Link Boxers: College Memes, Official vs. Community Facebook pages

I Can Haz Marketing Disguyzd as Yoo-nee-ver-sity Meme?

Memes are nothing new to the interwebz, but university memes are – in the past two weeks, scores of them have popped up on Facebook.  A repository of them can be found at CampusMeme which, according to Bostino, was co-created by Saif Altimimi, CEO of NoteWagon, a service allowing students to upload their course notes and unlock badges that give students “access to awesome prizes.”

Why would NoteWagon set up a site for college memes?  Marketing. The company ran a meme contest, where the most-liked memes could win $50 cash. Altimimi also kick-started the Facebook meme trend by creating meme pages for a number of colleges, including the University of Waterloo, McGill University, University of Michigan and Boston University. While this has fueled the creation of meme pages by those not affiliated with NoteWagon, according to StartupStats, as of February 8, Altimimi asserted that NoteWagon owned about 80 percent of the pages.
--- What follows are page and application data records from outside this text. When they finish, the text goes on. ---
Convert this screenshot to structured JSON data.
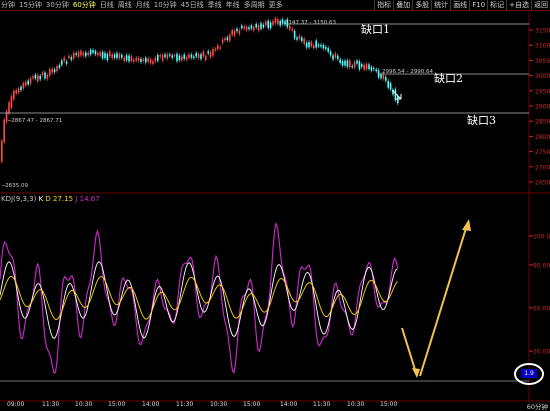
{
  "toolbar": {
    "period_tabs": [
      "分钟",
      "15分钟",
      "30分钟",
      "60分钟",
      "日线",
      "周线",
      "月线",
      "10分钟",
      "45日线",
      "季线",
      "年线",
      "多周期",
      "更多"
    ],
    "active_tab": "60分钟",
    "tool_tabs": [
      "指标",
      "叠加",
      "多股",
      "统计",
      "画线",
      "F10",
      "标记",
      "+自选",
      "返回"
    ]
  },
  "price_chart": {
    "y_ticks": [
      "3150",
      "3100",
      "3050",
      "3000",
      "2950",
      "2900",
      "2850",
      "2800",
      "2750",
      "2700",
      "2650"
    ],
    "high_label": "3147.37 - 3150.63",
    "gap2_label": "2996.54 - 2990.64",
    "gap3_label": "2867.47 - 2867.71",
    "low_label": "2635.09",
    "gap_names": [
      "缺口1",
      "缺口2",
      "缺口3"
    ]
  },
  "stoch": {
    "header_name": "KDJ(9,3,3)",
    "k_label": "K",
    "k_value": "",
    "d_label": "D",
    "d_value": "27.15",
    "j_label": "J",
    "j_value": "14.67",
    "y_ticks": [
      "100.00",
      "80.00",
      "50.00",
      "20.00"
    ],
    "badge": "1.9"
  },
  "x_axis": {
    "ticks": [
      "09:00",
      "11:30",
      "10:30",
      "15:00",
      "14:00",
      "11:30",
      "10:30",
      "15:00",
      "14:00",
      "11:30",
      "10:30",
      "15:00"
    ],
    "period_label": "60分钟"
  },
  "colors": {
    "background": "#000000",
    "bull_candle": "#ff4848",
    "bear_candle": "#54ffff",
    "k_line": "#ffffff",
    "d_line": "#ffd700",
    "j_line": "#d12bd1",
    "arrow": "#f2c24b",
    "grid_line": "#6b0000",
    "tick_text": "#c82828",
    "highlight_circle": "#ffffff"
  }
}
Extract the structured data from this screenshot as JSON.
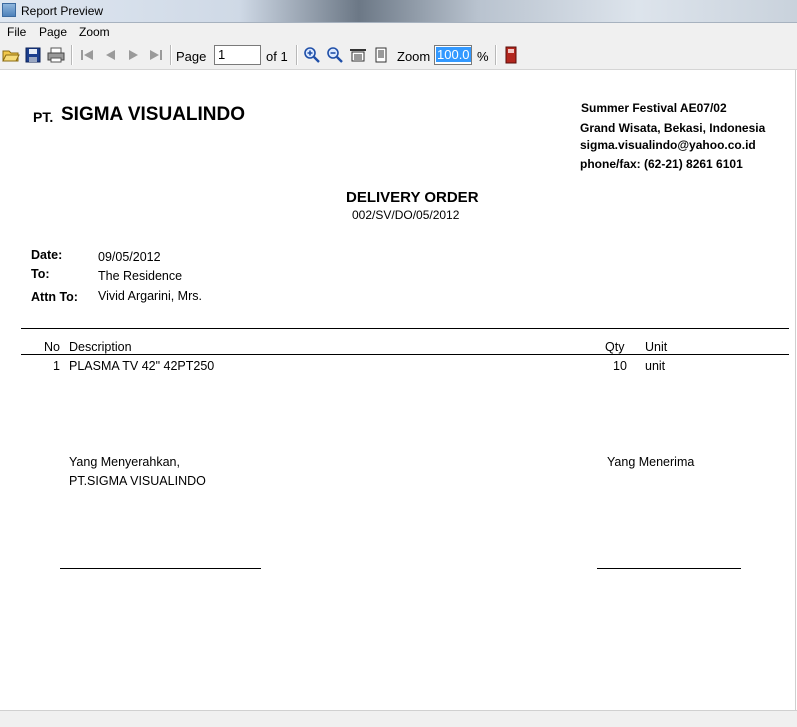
{
  "window": {
    "title": "Report Preview"
  },
  "menu": [
    "File",
    "Page",
    "Zoom"
  ],
  "toolbar": {
    "page_label": "Page",
    "page_value": "1",
    "page_of": "of 1",
    "zoom_label": "Zoom",
    "zoom_value": "100.0",
    "zoom_unit": "%"
  },
  "report": {
    "company_prefix": "PT.",
    "company_name": "SIGMA VISUALINDO",
    "address": [
      "Summer Festival AE07/02",
      "Grand Wisata, Bekasi, Indonesia",
      "sigma.visualindo@yahoo.co.id",
      "phone/fax: (62-21) 8261 6101"
    ],
    "doc_title": "DELIVERY ORDER",
    "doc_number": "002/SV/DO/05/2012",
    "fields": {
      "date_label": "Date:",
      "date_value": "09/05/2012",
      "to_label": "To:",
      "to_value": "The Residence",
      "attn_label": "Attn To:",
      "attn_value": "Vivid Argarini, Mrs."
    },
    "table": {
      "headers": {
        "no": "No",
        "description": "Description",
        "qty": "Qty",
        "unit": "Unit"
      },
      "rows": [
        {
          "no": "1",
          "description": "PLASMA TV 42\" 42PT250",
          "qty": "10",
          "unit": "unit"
        }
      ]
    },
    "signature": {
      "left_line1": "Yang Menyerahkan,",
      "left_line2": "PT.SIGMA VISUALINDO",
      "right_line1": "Yang Menerima"
    }
  }
}
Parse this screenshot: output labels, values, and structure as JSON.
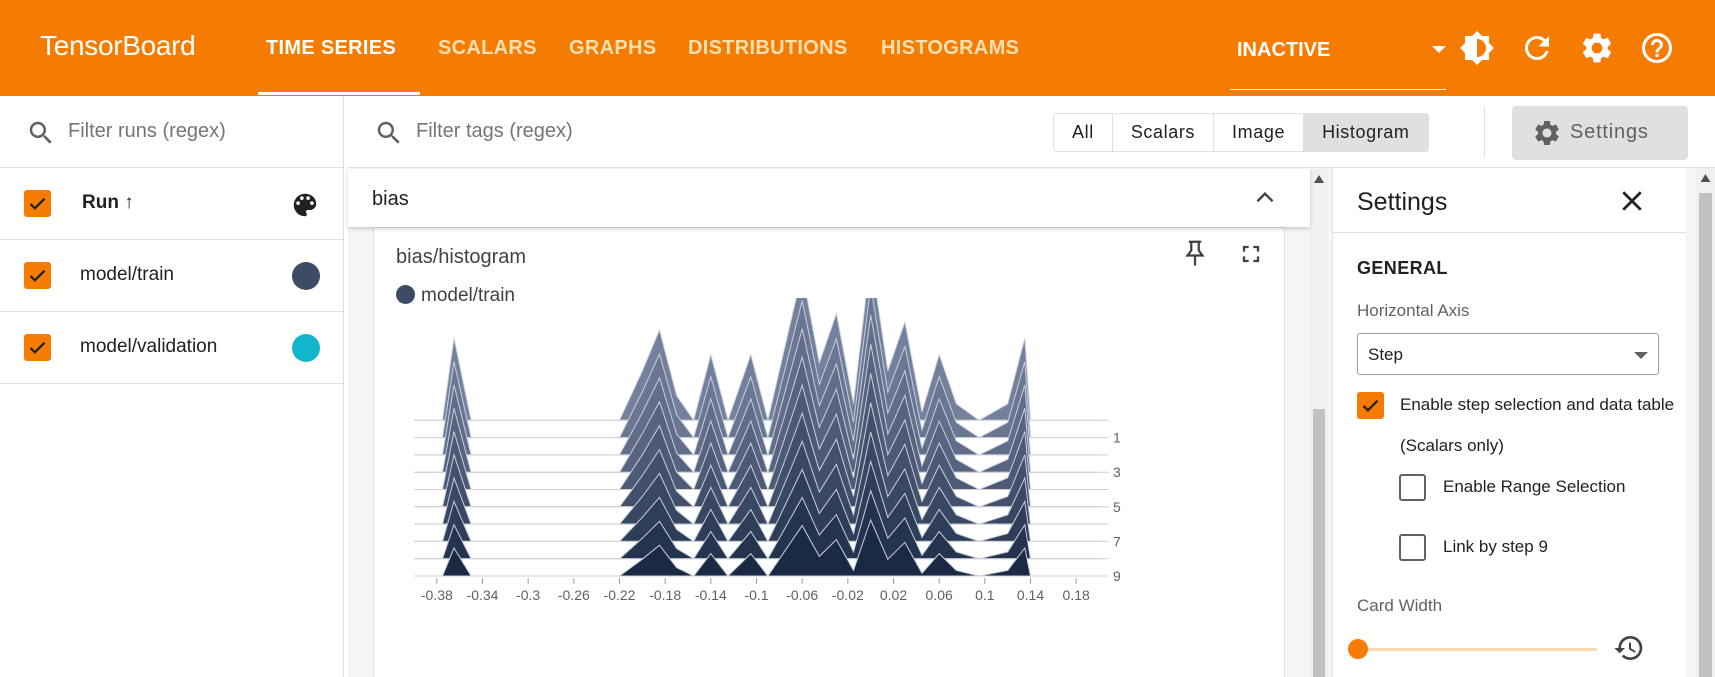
{
  "app": {
    "brand": "TensorBoard"
  },
  "nav": {
    "tabs": [
      {
        "label": "TIME SERIES",
        "active": true
      },
      {
        "label": "SCALARS"
      },
      {
        "label": "GRAPHS"
      },
      {
        "label": "DISTRIBUTIONS"
      },
      {
        "label": "HISTOGRAMS"
      }
    ],
    "plugin_select": "INACTIVE"
  },
  "colors": {
    "brand": "#f57c00",
    "train": "#3d4b66",
    "validation": "#12b5cb"
  },
  "runs": {
    "filter_placeholder": "Filter runs (regex)",
    "header_label": "Run ↑",
    "items": [
      {
        "label": "model/train",
        "color": "#3d4b66",
        "checked": true
      },
      {
        "label": "model/validation",
        "color": "#12b5cb",
        "checked": true
      }
    ]
  },
  "toolbar": {
    "filter_placeholder": "Filter tags (regex)",
    "type_filters": [
      "All",
      "Scalars",
      "Image",
      "Histogram"
    ],
    "selected_filter": "Histogram",
    "settings_label": "Settings"
  },
  "group": {
    "name": "bias"
  },
  "card": {
    "title": "bias/histogram",
    "legend": "model/train"
  },
  "chart_data": {
    "type": "area",
    "title": "bias/histogram",
    "x_ticks": [
      "-0.38",
      "-0.34",
      "-0.3",
      "-0.26",
      "-0.22",
      "-0.18",
      "-0.14",
      "-0.1",
      "-0.06",
      "-0.02",
      "0.02",
      "0.06",
      "0.1",
      "0.14",
      "0.18"
    ],
    "y_ticks": [
      "1",
      "3",
      "5",
      "7",
      "9"
    ],
    "xlim": [
      -0.4,
      0.2
    ],
    "steps": [
      9,
      8,
      7,
      6,
      5,
      4,
      3,
      2,
      1,
      0
    ],
    "series": [
      {
        "name": "model/train",
        "color": "#3d4b66"
      }
    ]
  },
  "settings_panel": {
    "title": "Settings",
    "section": "GENERAL",
    "horizontal_axis_label": "Horizontal Axis",
    "horizontal_axis_value": "Step",
    "step_selection_label": "Enable step selection and data table",
    "step_selection_note": "(Scalars only)",
    "range_selection_label": "Enable Range Selection",
    "link_by_step_label": "Link by step 9",
    "card_width_label": "Card Width"
  }
}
Campus memes have reached enough of a critical mass to be listed on KnowYourMeme, but the marketing angle makes the trend less subversive, no?

Dude, where’s my official Facebook page?

There are days I wonder if the TPTB at Facebook wake up bored and decide to have some fun with their legion of members.

I suspect January 24, 2012 was one of those days.  The numerous colleges and universities – including the University of Wisconsin – Green Bay, the University of Rochester, Ithaca College, Monroe Community College – had their official pages  reclassified as “community” pages. The former community pages – the pages that take the majority of information from what’s posted on Wikipedia — were renamed “official.”

“Someone kidnapped my four year old,” lamented Todd Sanders, social media specialist, UW-GB.

Those changes not only demoted the page and diluted the brand of the once official-now community page, but also allowed users to edit content on the “info” section, meaning that anyone could change an institution’s category, name, address, phone number, URL, email address and business hours.

Other schools, including Colorado State University; California State University, Dominguez Hills; and Alma College, had been reclassified weeks or months earlier, similarly without warning.

It’s a bit like Facebook forced colleges to leave the gas caps off their cars, confident in the belief that the general public wouldn’t dump sugar into the gas tanks.

And then, it was over.  On January 27, many of the affected Facebook pages were reclassified (or, re-reclassified) as official.  According to “Nicci” a Facebook rep commenting on a UWGB post, the situation was due to “a technical issue on our part and is now resolved.”

This is all well and good.  But it also serves as a reminder that our digital brands are tied up with companies that can change policies at will, leaving us with little to do about it. Perhaps this was a glitch, but it’s also a bellwether: make sure there are multiple ways your brand can thrive online.